they live in our backyards, I think that makes them a bigger deal.
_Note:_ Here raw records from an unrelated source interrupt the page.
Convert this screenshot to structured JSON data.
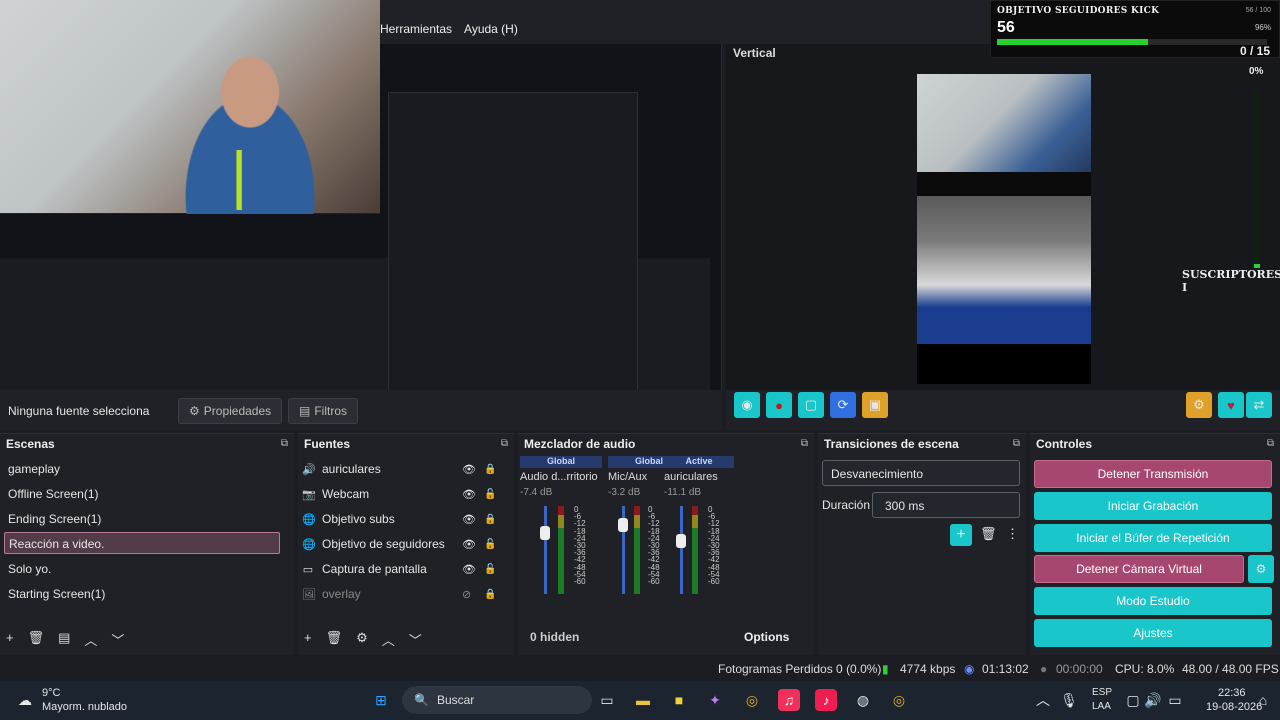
{
  "menu": {
    "items": [
      "Herramientas",
      "Ayuda (H)"
    ]
  },
  "kick_overlay": {
    "title": "OBJETIVO SEGUIDORES KICK",
    "count": "56",
    "ratio": "56 / 100",
    "percent": "96%",
    "fill": 0.56
  },
  "vertical": {
    "title": "Vertical",
    "counter": "0 / 15",
    "pct": "0%",
    "suscriptores": "SUSCRIPTORES I"
  },
  "source_bar": {
    "status": "Ninguna fuente selecciona",
    "properties": "Propiedades",
    "filters": "Filtros"
  },
  "scenes": {
    "title": "Escenas",
    "items": [
      "gameplay",
      "Offline Screen(1)",
      "Ending Screen(1)",
      "Reacción a video.",
      "Solo yo.",
      "Starting Screen(1)"
    ],
    "selected": 3
  },
  "sources": {
    "title": "Fuentes",
    "items": [
      {
        "icon": "🔊",
        "label": "auriculares"
      },
      {
        "icon": "📷",
        "label": "Webcam"
      },
      {
        "icon": "🌐",
        "label": "Objetivo subs"
      },
      {
        "icon": "🌐",
        "label": "Objetivo de seguidores"
      },
      {
        "icon": "▭",
        "label": "Captura de pantalla"
      },
      {
        "icon": "🖼",
        "label": "overlay"
      }
    ]
  },
  "mixer": {
    "title": "Mezclador de audio",
    "hidden": "0 hidden",
    "options": "Options",
    "channels": [
      {
        "header": "Global",
        "name": "Audio d...rritorio",
        "db": "-7.4 dB"
      },
      {
        "header": "Global",
        "name": "Mic/Aux",
        "db": "-3.2 dB"
      },
      {
        "header": "Active",
        "name": "auriculares",
        "db": "-11.1 dB"
      }
    ],
    "scale": [
      "0",
      "-6",
      "-12",
      "-18",
      "-24",
      "-30",
      "-36",
      "-42",
      "-48",
      "-54",
      "-60"
    ]
  },
  "transitions": {
    "title": "Transiciones de escena",
    "selected": "Desvanecimiento",
    "duration_label": "Duración",
    "duration_value": "300 ms"
  },
  "controls": {
    "title": "Controles",
    "stop_stream": "Detener Transmisión",
    "start_record": "Iniciar Grabación",
    "replay_buffer": "Iniciar el Búfer de Repetición",
    "stop_vcam": "Detener Cámara Virtual",
    "studio_mode": "Modo Estudio",
    "settings": "Ajustes"
  },
  "status": {
    "dropped": "Fotogramas Perdidos 0 (0.0%)",
    "kbps": "4774 kbps",
    "stream_time": "01:13:02",
    "rec_time": "00:00:00",
    "cpu": "CPU: 8.0%",
    "fps": "48.00 / 48.00 FPS"
  },
  "taskbar": {
    "temp": "9°C",
    "weather": "Mayorm. nublado",
    "search": "Buscar",
    "lang1": "ESP",
    "lang2": "LAA",
    "time": "22:36",
    "date": "19-08-2026"
  },
  "colors": {
    "teal": "#19c6c9",
    "pink": "#a6476f",
    "accent": "#27d130"
  }
}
In other cities, they may come into the backyards to forage or whatever but these animals are living with us in our houses and on our houses and trying to get into our houses and I think they become much more of an issue. raccoons and other animals pose threats to your health

MacDonald, who is conducting a survey on Torontonians attitude towards raccoons, said so far results have been equally split. people, they tend to look in a raccoon face and they project evil, like they evil geniuses and they doing this on purpose, while others see the creatures as something to be celebrated, she said.

It hard to know exactly how many raccoons call Toronto home, and MacDonald said an often cited number of 100 raccoons per square kilometre is outdated.

Food is the main draw, and once the animals are cut off from the city green bins, their population is likely to drop, she said.

Still, will always be raccoons they live here and it a great environment for them and there enough for them to eat in our backyards without the garbage, she said.

It rare for a single species to stir such controversy, but Toronto isn the only one struggling with a problem animal.

Despite years of practice in dealing with an annual influx of Canada geese, students at the University of Waterloo recently raised concerns about aggressive birds, particularly one they nicknamed the Spawn of Satan.

In a post on the online forum Reddit, many people described frightening encounters with a goose they said was stationed outside Hagey Hall, and urged administrators to take action.

READ MORE:How to avoid a negative encounter with a Canada goose

The iconic birds come to nest on campus each spring and one commenter deemed goose attacks to be key part of the UW undergrad experience.http://www.cheapnfljerseysonlinez.top university has taken steps to help students coexist peacefully with the often irritable fowl, said spokesman Nick Manning.

An interactive Goose Watch map allows people to find a route clear of any nests, while the campus store sells T shirts that read survived goose season, he said.

WATCH:Canada goose shot with arrow proving hard to catch in Calgary park

think people recognize, generally, that while (geese) can from time to time be a nuisance and be aggressive, it one of the rewarding aspects of life on a campus like ours, he said.

the geese were here first and will probably be here longer than we are. at the University of Victoria took a more drastic approach a few years ago in dealing with hundreds of feral rabbits living on campus.

READ MORE:Aggressive owl sinks its talons into residents of Dutch town

More than 800 of the creatures were removed from the grounds and transferred to sanctuaries. The entire campus was declared rabbit free in 2011.

The rabbits, all abandoned pets or their descendants, were considered a health and safety hazard and caused significant property damage, administrators said at the time, noting those living near campus had expressed concerns that the critters might broaden their territory.